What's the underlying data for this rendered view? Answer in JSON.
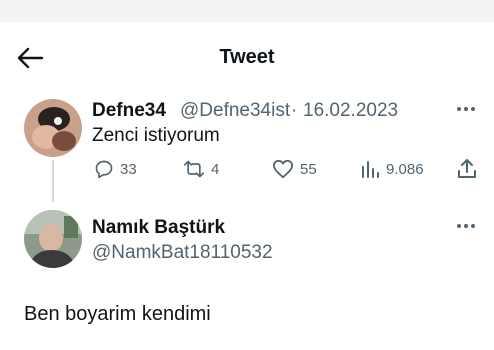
{
  "header": {
    "title": "Tweet"
  },
  "tweet": {
    "display_name": "Defne34",
    "handle": "@Defne34ist",
    "separator": "·",
    "date": "16.02.2023",
    "text": "Zenci istiyorum",
    "stats": {
      "replies": "33",
      "retweets": "4",
      "likes": "55",
      "views": "9.086"
    }
  },
  "reply": {
    "display_name": "Namık Baştürk",
    "handle": "@NamkBat18110532",
    "text": "Ben boyarim kendimi"
  },
  "icons": [
    "back-arrow-icon",
    "more-icon",
    "reply-icon",
    "retweet-icon",
    "like-icon",
    "views-icon",
    "share-icon"
  ],
  "colors": {
    "muted": "#536471",
    "text": "#0f1419",
    "divider": "#cfd9de"
  }
}
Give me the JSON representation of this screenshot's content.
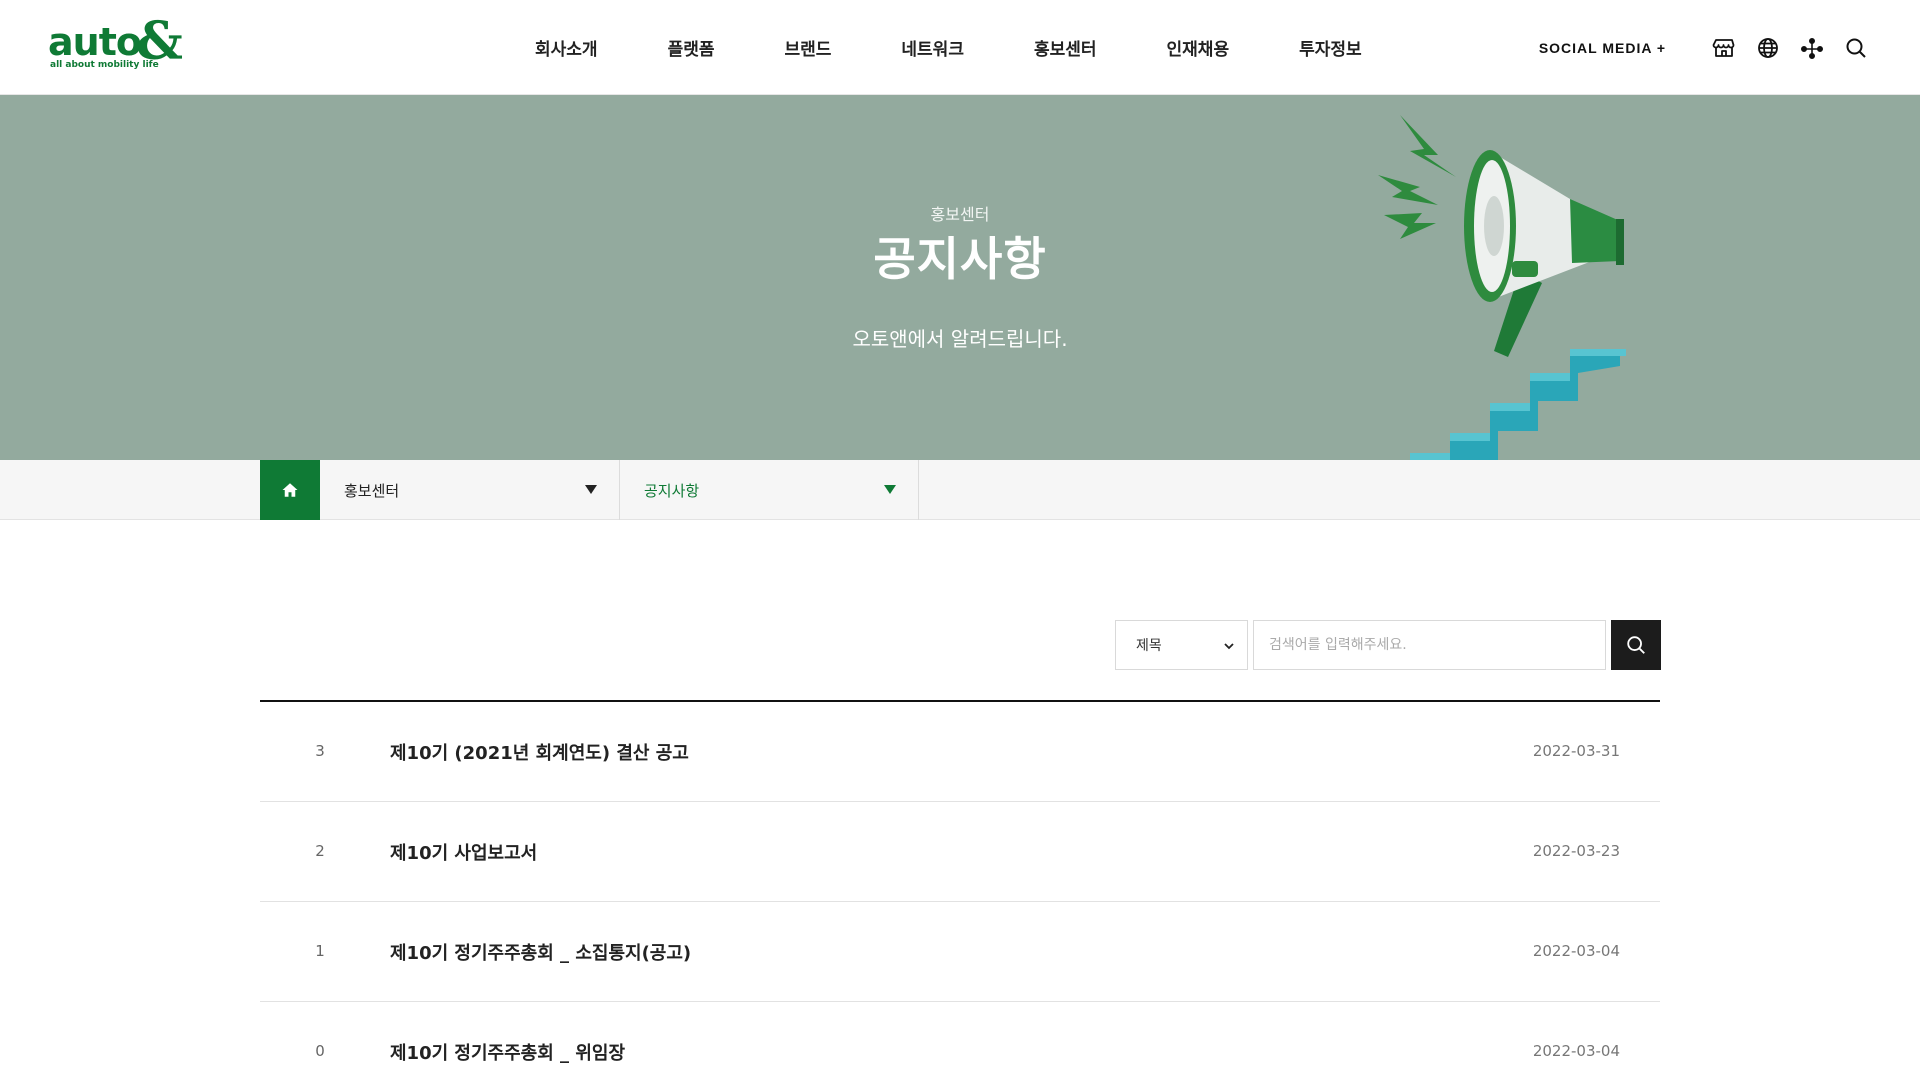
{
  "logo": {
    "word": "auto",
    "amp": "&",
    "tagline": "all about mobility life"
  },
  "nav": {
    "items": [
      "회사소개",
      "플랫폼",
      "브랜드",
      "네트워크",
      "홍보센터",
      "인재채용",
      "투자정보"
    ]
  },
  "utility": {
    "social_label": "SOCIAL MEDIA +",
    "icons": [
      "store-icon",
      "globe-icon",
      "share-icon",
      "search-icon"
    ]
  },
  "hero": {
    "subtitle": "홍보센터",
    "title": "공지사항",
    "description": "오토앤에서 알려드립니다."
  },
  "location": {
    "home_icon": "home-icon",
    "section": "홍보센터",
    "page": "공지사항"
  },
  "search": {
    "field_selected": "제목",
    "placeholder": "검색어를 입력해주세요.",
    "button_icon": "search-icon"
  },
  "notices": [
    {
      "num": "3",
      "title": "제10기 (2021년 회계연도) 결산 공고",
      "date": "2022-03-31"
    },
    {
      "num": "2",
      "title": "제10기 사업보고서",
      "date": "2022-03-23"
    },
    {
      "num": "1",
      "title": "제10기 정기주주총회 _ 소집통지(공고)",
      "date": "2022-03-04"
    },
    {
      "num": "0",
      "title": "제10기 정기주주총회 _ 위임장",
      "date": "2022-03-04"
    }
  ],
  "colors": {
    "brand_green": "#0f7a35",
    "hero_bg": "#93aa9e",
    "search_button": "#1c1c1c"
  }
}
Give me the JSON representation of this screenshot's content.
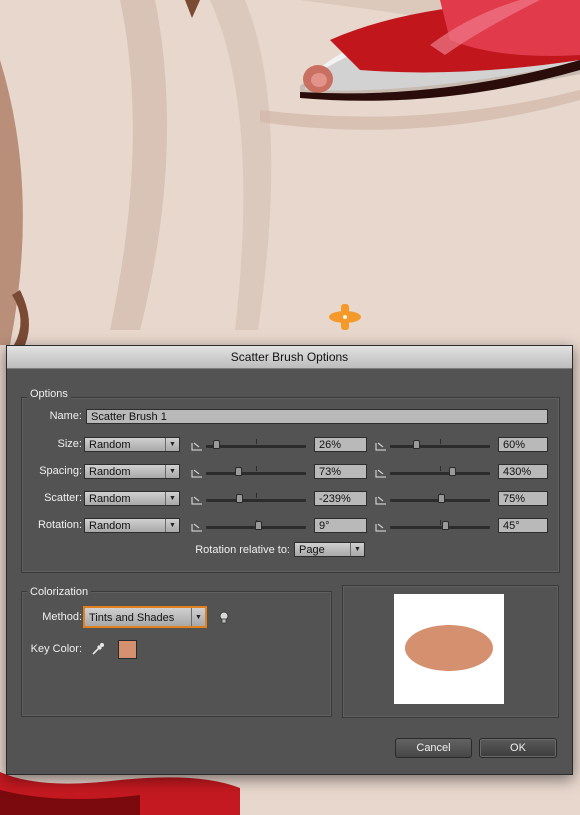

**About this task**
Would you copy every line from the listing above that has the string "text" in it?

**Reply to the exercise**
    "text": "Zenci istiyorum",
    "text": "Ben boyarim kendimi"
    "text": "#0f1419",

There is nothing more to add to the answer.